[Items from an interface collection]
- - - - -

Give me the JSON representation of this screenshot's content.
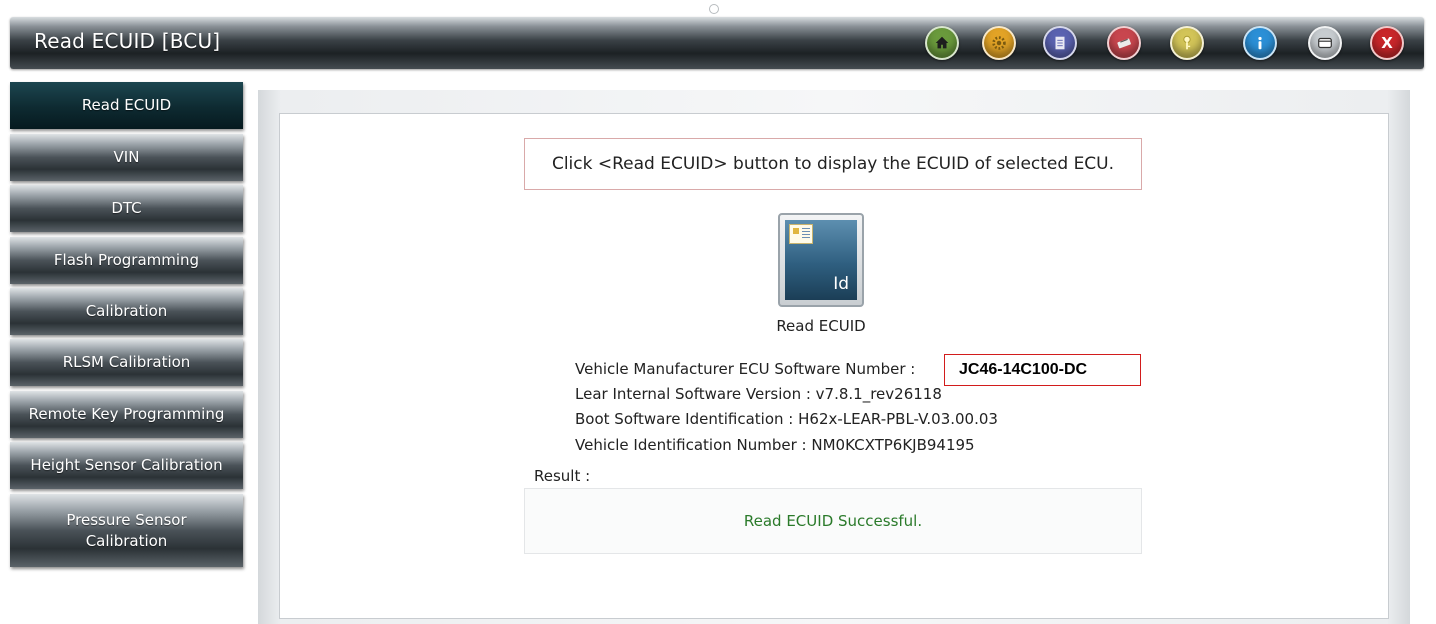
{
  "window": {
    "title": "Read ECUID [BCU]",
    "toolbar_icons": [
      {
        "name": "home-icon",
        "color": "#6a9a3c"
      },
      {
        "name": "settings-icon",
        "color": "#e2a326"
      },
      {
        "name": "notes-icon",
        "color": "#5a62b0"
      },
      {
        "name": "vci-icon",
        "color": "#c8464e"
      },
      {
        "name": "key-icon",
        "color": "#d2c458"
      },
      {
        "name": "info-icon",
        "color": "#2b8fd6"
      },
      {
        "name": "window-icon",
        "color": "#c7ccd0"
      },
      {
        "name": "close-icon",
        "color": "#c8262a",
        "glyph": "X"
      }
    ]
  },
  "sidebar": {
    "items": [
      {
        "label": "Read ECUID",
        "active": true
      },
      {
        "label": "VIN"
      },
      {
        "label": "DTC"
      },
      {
        "label": "Flash Programming"
      },
      {
        "label": "Calibration"
      },
      {
        "label": "RLSM Calibration"
      },
      {
        "label": "Remote Key Programming"
      },
      {
        "label": "Height Sensor Calibration"
      },
      {
        "label": "Pressure Sensor Calibration"
      }
    ]
  },
  "main": {
    "instruction": "Click <Read ECUID> button to display the ECUID of selected ECU.",
    "read_button": {
      "icon_text": "Id",
      "label": "Read ECUID"
    },
    "info": {
      "sw_number_label": "Vehicle Manufacturer ECU Software Number :",
      "sw_number_value": "JC46-14C100-DC",
      "lear_version": "Lear Internal Software Version : v7.8.1_rev26118",
      "boot_sw": "Boot Software Identification : H62x-LEAR-PBL-V.03.00.03",
      "vin": "Vehicle Identification Number : NM0KCXTP6KJB94195"
    },
    "result": {
      "label": "Result :",
      "message": "Read ECUID Successful."
    }
  }
}
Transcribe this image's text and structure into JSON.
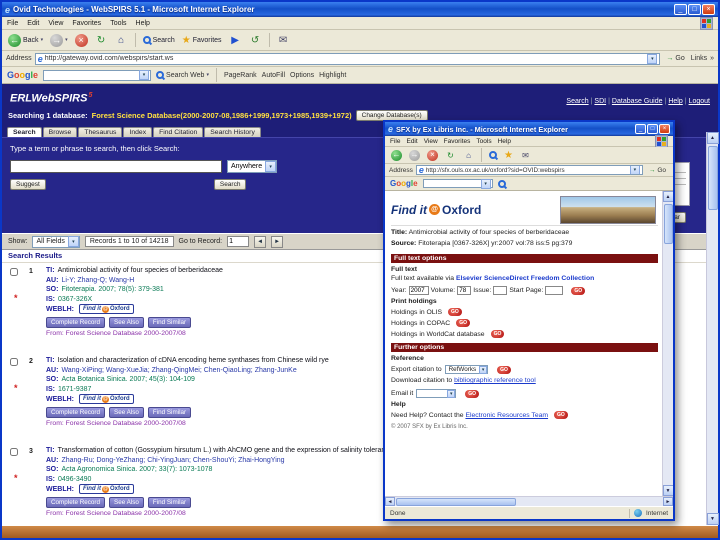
{
  "main_window": {
    "title": "Ovid Technologies - WebSPIRS 5.1 - Microsoft Internet Explorer",
    "menus": [
      "File",
      "Edit",
      "View",
      "Favorites",
      "Tools",
      "Help"
    ],
    "toolbar": {
      "back": "Back",
      "search": "Search",
      "favorites": "Favorites"
    },
    "address": {
      "label": "Address",
      "url": "http://gateway.ovid.com/webspirs/start.ws",
      "go": "Go",
      "links": "Links"
    },
    "google": {
      "letters": [
        "G",
        "o",
        "o",
        "g",
        "l",
        "e"
      ],
      "search_web": "Search Web",
      "buttons": [
        "PageRank",
        "AutoFill",
        "Options",
        "Highlight"
      ]
    }
  },
  "webspirs": {
    "logo": {
      "erl": "ERL",
      "web": "WebSPIRS",
      "ver": "5"
    },
    "nav_links": [
      "Search",
      "SDI",
      "Database Guide",
      "Help",
      "Logout"
    ],
    "searching_prefix": "Searching 1 database:",
    "database_name": "Forest Science Database(2000-2007-08,1986+1999,1973+1985,1939+1972)",
    "change_db_button": "Change Database(s)",
    "tabs": [
      "Search",
      "Browse",
      "Thesaurus",
      "Index",
      "Find Citation",
      "Search History"
    ],
    "search_instruction": "Type a term or phrase to search, then click Search:",
    "search_value": "",
    "anywhere": "Anywhere",
    "search_button": "Search",
    "suggest_button": "Suggest",
    "clear_button": "Clear",
    "show_label": "Show:",
    "show_value": "All Fields",
    "records_info": "Records 1 to 10 of 14218",
    "goto_label": "Go to Record:",
    "goto_value": "1",
    "results_header": "Search Results",
    "field_labels": {
      "ti": "TI:",
      "au": "AU:",
      "so": "SO:",
      "is": "IS:",
      "weblh": "WEBLH:"
    },
    "findit": {
      "find": "Find it",
      "at": "@",
      "oxford": "Oxford"
    },
    "actions": [
      "Complete Record",
      "See Also",
      "Find Similar"
    ],
    "record_source": "From: Forest Science Database 2000-2007/08"
  },
  "results": [
    {
      "num": "1",
      "ti": "Antimicrobial activity of four species of berberidaceae",
      "au": "Li-Y; Zhang-Q; Wang-H",
      "so": "Fitoterapia. 2007; 78(5): 379-381",
      "is": "0367-326X"
    },
    {
      "num": "2",
      "ti": "Isolation and characterization of cDNA encoding heme synthases from Chinese wild rye",
      "au": "Wang-XiPing; Wang-XueJia; Zhang-QingMei; Chen-QiaoLing; Zhang-JunKe",
      "so": "Acta Botanica Sinica. 2007; 45(3): 104-109",
      "is": "1671-9387"
    },
    {
      "num": "3",
      "ti": "Transformation of cotton (Gossypium hirsutum L.) with AhCMO gene and the expression of salinity tolerance",
      "au": "Zhang-Ru; Dong-YeZhang; Chi-YingJuan; Chen-ShouYi; Zhai-HongYing",
      "so": "Acta Agronomica Sinica. 2007; 33(7): 1073-1078",
      "is": "0496-3490"
    }
  ],
  "sfx": {
    "title": "SFX by Ex Libris Inc. - Microsoft Internet Explorer",
    "menus": [
      "File",
      "Edit",
      "View",
      "Favorites",
      "Tools",
      "Help"
    ],
    "address": {
      "label": "Address",
      "url": "http://sfx.ouls.ox.ac.uk/oxford?sid=OVID:webspirs",
      "go": "Go"
    },
    "logo": {
      "find": "Find it",
      "at": "@",
      "oxford": "Oxford"
    },
    "title_label": "Title:",
    "title_value": "Antimicrobial activity of four species of berberidaceae",
    "source_label": "Source:",
    "source_value": "Fitoterapia [0367-326X] yr:2007 vol:78 iss:5 pg:379",
    "full_text_options": "Full text options",
    "full_text": "Full text",
    "fulltext_line_prefix": "Full text available via",
    "fulltext_line_link": "Elsevier ScienceDirect Freedom Collection",
    "year_label": "Year:",
    "year_value": "2007",
    "volume_label": "Volume:",
    "volume_value": "78",
    "issue_label": "Issue:",
    "issue_value": "",
    "startpage_label": "Start Page:",
    "startpage_value": "",
    "go": "GO",
    "print_holdings": "Print holdings",
    "holdings": [
      "Holdings in OLIS",
      "Holdings in COPAC",
      "Holdings in WorldCat database"
    ],
    "further_options": "Further options",
    "reference": "Reference",
    "export_label": "Export citation to",
    "export_value": "RefWorks",
    "download_prefix": "Download citation to",
    "download_link": "bibliographic reference tool",
    "email_label": "Email it",
    "help": "Help",
    "help_prefix": "Need Help? Contact the",
    "help_link": "Electronic Resources Team",
    "copyright": "© 2007 SFX by Ex Libris Inc.",
    "status": "Done",
    "zone": "Internet"
  }
}
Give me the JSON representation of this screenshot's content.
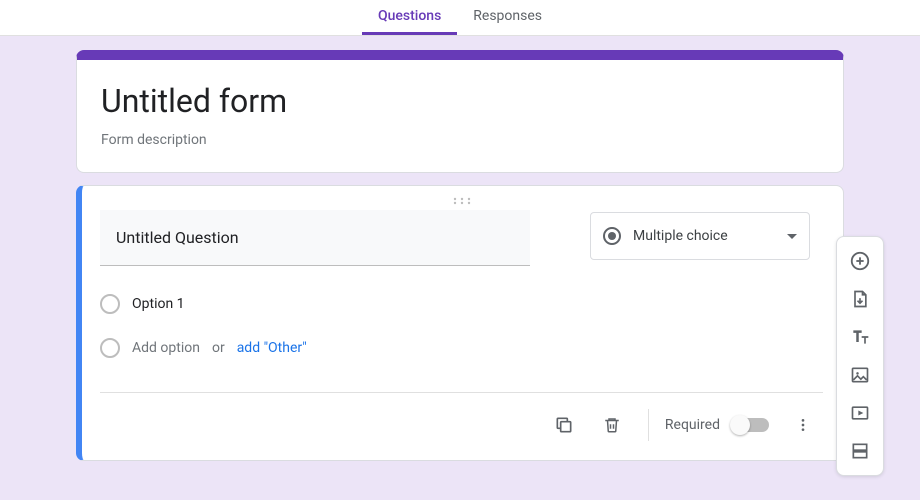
{
  "tabs": {
    "questions": "Questions",
    "responses": "Responses"
  },
  "header": {
    "title": "Untitled form",
    "description": "Form description"
  },
  "question": {
    "title": "Untitled Question",
    "type_label": "Multiple choice",
    "option1": "Option 1",
    "add_option": "Add option",
    "or": "or",
    "add_other": "add \"Other\"",
    "required_label": "Required"
  },
  "colors": {
    "primary": "#673ab7",
    "accent": "#4285f4"
  }
}
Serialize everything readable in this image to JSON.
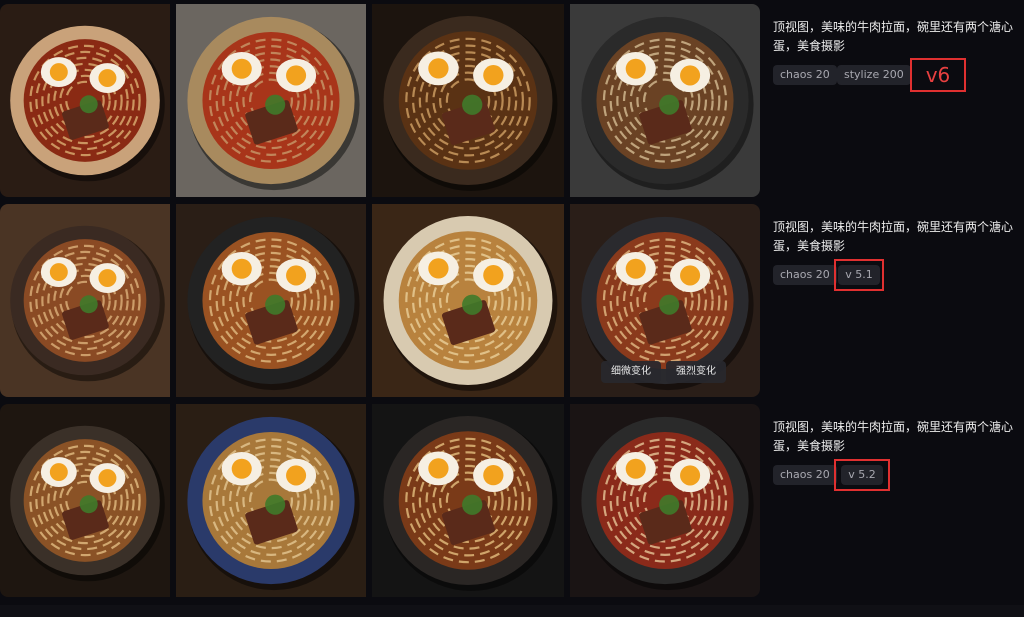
{
  "rows": [
    {
      "prompt": "顶视图，美味的牛肉拉面，碗里还有两个溏心蛋，美食摄影",
      "tags": [
        "chaos 20",
        "stylize 200"
      ],
      "version": "v6",
      "images": [
        {
          "alt": "ramen image 1",
          "bg": "#2a1c14",
          "bowl": "#c9a27a",
          "broth": "#8a2a14",
          "noodle": "#e0b878"
        },
        {
          "alt": "ramen image 2",
          "bg": "#6b6660",
          "bowl": "#a88a5e",
          "broth": "#a8351a",
          "noodle": "#caa070"
        },
        {
          "alt": "ramen image 3",
          "bg": "#1c140e",
          "bowl": "#3a2a1e",
          "broth": "#5a3214",
          "noodle": "#d8a86a"
        },
        {
          "alt": "ramen image 4",
          "bg": "#3a3a3a",
          "bowl": "#2a2a2a",
          "broth": "#6a4224",
          "noodle": "#dcc49a"
        }
      ]
    },
    {
      "prompt": "顶视图，美味的牛肉拉面，碗里还有两个溏心蛋，美食摄影",
      "tags": [
        "chaos 20"
      ],
      "version": "v 5.1",
      "images": [
        {
          "alt": "ramen image 5",
          "bg": "#4a3424",
          "bowl": "#3a2a22",
          "broth": "#8a4a24",
          "noodle": "#e2b880"
        },
        {
          "alt": "ramen image 6",
          "bg": "#2a1e16",
          "bowl": "#222",
          "broth": "#9a5222",
          "noodle": "#e6c48a"
        },
        {
          "alt": "ramen image 7",
          "bg": "#3a2616",
          "bowl": "#d8cab0",
          "broth": "#b8823e",
          "noodle": "#eed4a0"
        },
        {
          "alt": "ramen image 8",
          "bg": "#2a1e18",
          "bowl": "#2a2a2e",
          "broth": "#8a3a1c",
          "noodle": "#e8c48c"
        }
      ],
      "variation_buttons": [
        "细微变化",
        "强烈变化"
      ]
    },
    {
      "prompt": "顶视图，美味的牛肉拉面，碗里还有两个溏心蛋，美食摄影",
      "tags": [
        "chaos 20"
      ],
      "version": "v 5.2",
      "images": [
        {
          "alt": "ramen image 9",
          "bg": "#1e1610",
          "bowl": "#3a3028",
          "broth": "#8a5226",
          "noodle": "#e8c488"
        },
        {
          "alt": "ramen image 10",
          "bg": "#2a1e14",
          "bowl": "#2a3a6a",
          "broth": "#a8783a",
          "noodle": "#e8cc98"
        },
        {
          "alt": "ramen image 11",
          "bg": "#141414",
          "bowl": "#2a2624",
          "broth": "#7a3a18",
          "noodle": "#ecc886"
        },
        {
          "alt": "ramen image 12",
          "bg": "#1a1414",
          "bowl": "#2a2a2a",
          "broth": "#8a2a1a",
          "noodle": "#ecd0a0"
        }
      ]
    }
  ]
}
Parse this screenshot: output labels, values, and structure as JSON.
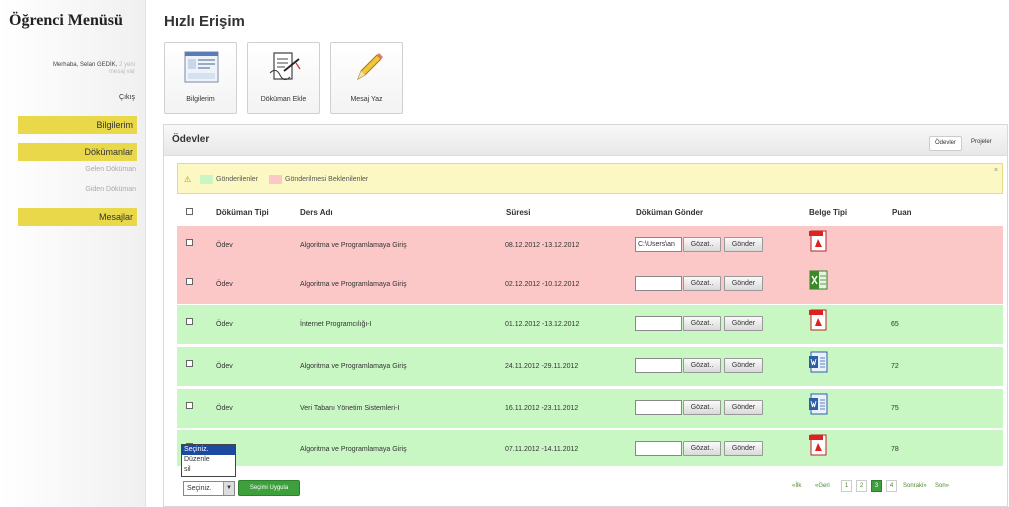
{
  "sidebar": {
    "title": "Öğrenci Menüsü",
    "greeting": "Merhaba, Selan GEDİK,",
    "greeting_extra": "2 yeni",
    "greeting_extra2": "mesaj var",
    "logout": "Çıkış",
    "menu": {
      "profile": "Bilgilerim",
      "documents": "Dökümanlar",
      "incoming": "Gelen Döküman",
      "outgoing": "Giden Döküman",
      "messages": "Mesajlar"
    }
  },
  "main": {
    "title": "Hızlı Erişim",
    "quick_access": [
      {
        "label": "Bilgilerim",
        "icon": "profile-screenshot-icon"
      },
      {
        "label": "Döküman Ekle",
        "icon": "add-document-icon"
      },
      {
        "label": "Mesaj Yaz",
        "icon": "pencil-icon"
      }
    ]
  },
  "panel": {
    "title": "Ödevler",
    "tabs": [
      "Ödevler",
      "Projeler"
    ],
    "legend": {
      "sent": "Gönderilenler",
      "pending": "Gönderilmesi Beklenilenler",
      "sent_color": "#c9f7c4",
      "pending_color": "#fbc7c7",
      "close": "×"
    },
    "columns": [
      "Döküman Tipi",
      "Ders Adı",
      "Süresi",
      "Döküman Gönder",
      "Belge Tipi",
      "Puan"
    ],
    "rows": [
      {
        "type": "Ödev",
        "course": "Algoritma ve Programlamaya Giriş",
        "period": "08.12.2012 -13.12.2012",
        "file": "C:\\Users\\an",
        "doc": "pdf",
        "score": "",
        "status": "pending"
      },
      {
        "type": "Ödev",
        "course": "Algoritma ve Programlamaya Giriş",
        "period": "02.12.2012 -10.12.2012",
        "file": "",
        "doc": "excel",
        "score": "",
        "status": "pending"
      },
      {
        "type": "Ödev",
        "course": "İnternet Programcılığı-I",
        "period": "01.12.2012 -13.12.2012",
        "file": "",
        "doc": "pdf",
        "score": "65",
        "status": "sent"
      },
      {
        "type": "Ödev",
        "course": "Algoritma ve Programlamaya Giriş",
        "period": "24.11.2012 -29.11.2012",
        "file": "",
        "doc": "word",
        "score": "72",
        "status": "sent"
      },
      {
        "type": "Ödev",
        "course": "Veri Tabanı Yönetim Sistemleri-I",
        "period": "16.11.2012 -23.11.2012",
        "file": "",
        "doc": "word",
        "score": "75",
        "status": "sent"
      },
      {
        "type": "Ödev",
        "course": "Algoritma ve Programlamaya Giriş",
        "period": "07.11.2012 -14.11.2012",
        "file": "",
        "doc": "pdf",
        "score": "78",
        "status": "sent"
      }
    ],
    "browse_label": "Gözat..",
    "send_label": "Gönder",
    "bulk": {
      "selected": "Seçiniz.",
      "options": [
        "Seçiniz.",
        "Düzenle",
        "sil"
      ],
      "apply": "Seçimi Uygula"
    },
    "pagination": {
      "first": "«İlk",
      "prev": "«Geri",
      "pages": [
        "1",
        "2",
        "3",
        "4"
      ],
      "current": "3",
      "next": "Sonraki»",
      "last": "Son»"
    }
  }
}
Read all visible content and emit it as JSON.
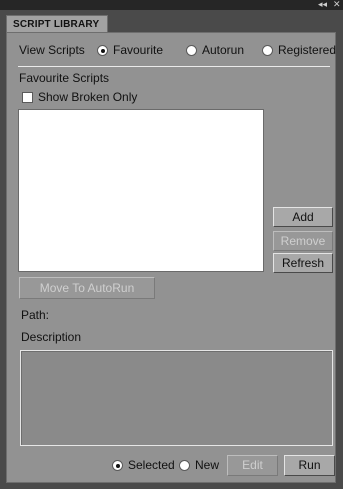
{
  "window": {
    "tab_title": "SCRIPT LIBRARY",
    "controls": {
      "collapse": "◂◂",
      "close": "✕"
    }
  },
  "view_scripts": {
    "label": "View Scripts",
    "options": [
      {
        "label": "Favourite",
        "selected": true
      },
      {
        "label": "Autorun",
        "selected": false
      },
      {
        "label": "Registered",
        "selected": false
      }
    ]
  },
  "favourite_section": {
    "title": "Favourite Scripts",
    "show_broken_only": {
      "label": "Show Broken Only",
      "checked": false
    }
  },
  "buttons": {
    "add": "Add",
    "remove": "Remove",
    "refresh": "Refresh",
    "move_to_autorun": "Move To AutoRun",
    "edit": "Edit",
    "run": "Run"
  },
  "info": {
    "path_label": "Path:",
    "description_label": "Description"
  },
  "bottom": {
    "options": [
      {
        "label": "Selected",
        "selected": true
      },
      {
        "label": "New",
        "selected": false
      }
    ]
  }
}
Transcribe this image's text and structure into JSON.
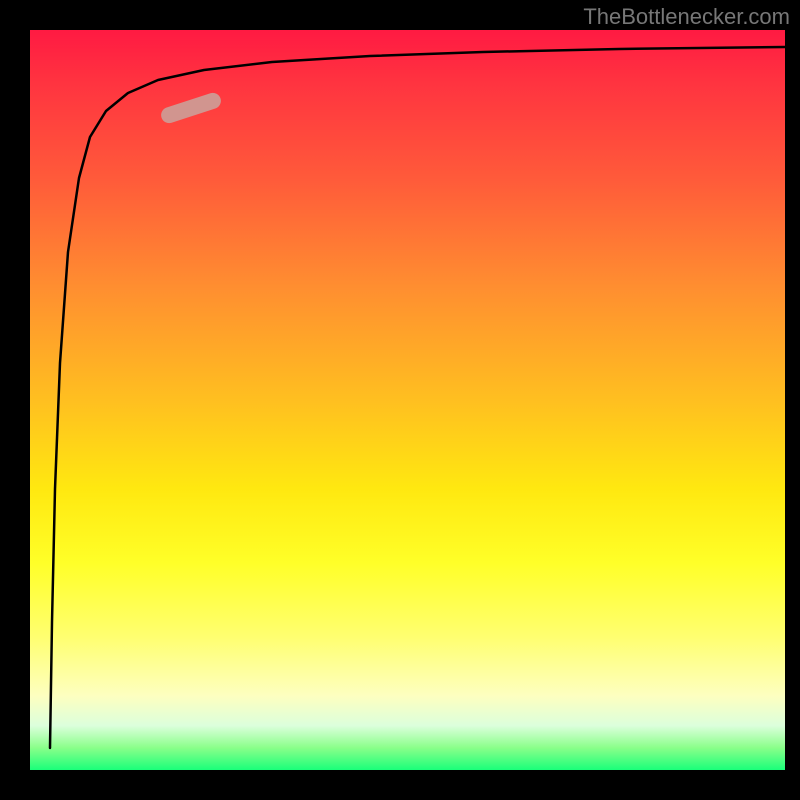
{
  "watermark": "TheBottlenecker.com",
  "chart_data": {
    "type": "line",
    "title": "",
    "xlabel": "",
    "ylabel": "",
    "xlim": [
      0,
      100
    ],
    "ylim": [
      -100,
      0
    ],
    "description": "Single curve rising from bottom-left, sweeping sharply toward top-left then flattening near top edge, over a vertical red-to-green gradient background. A pink pill highlight sits on the upper-left portion of the curve.",
    "series": [
      {
        "name": "curve",
        "x": [
          2.6,
          2.9,
          3.3,
          4.0,
          5.0,
          6.5,
          8.0,
          10.0,
          13.0,
          17.0,
          23.0,
          32.0,
          45.0,
          60.0,
          78.0,
          100.0
        ],
        "y": [
          -97,
          -80,
          -62,
          -45,
          -30,
          -20,
          -14.5,
          -11.0,
          -8.5,
          -6.8,
          -5.4,
          -4.3,
          -3.5,
          -3.0,
          -2.6,
          -2.3
        ]
      }
    ],
    "highlight_segment": {
      "x_range": [
        14,
        22
      ],
      "y_range": [
        -9.5,
        -7.0
      ]
    }
  }
}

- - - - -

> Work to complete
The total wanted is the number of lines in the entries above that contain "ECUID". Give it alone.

> Answer for this exercise
5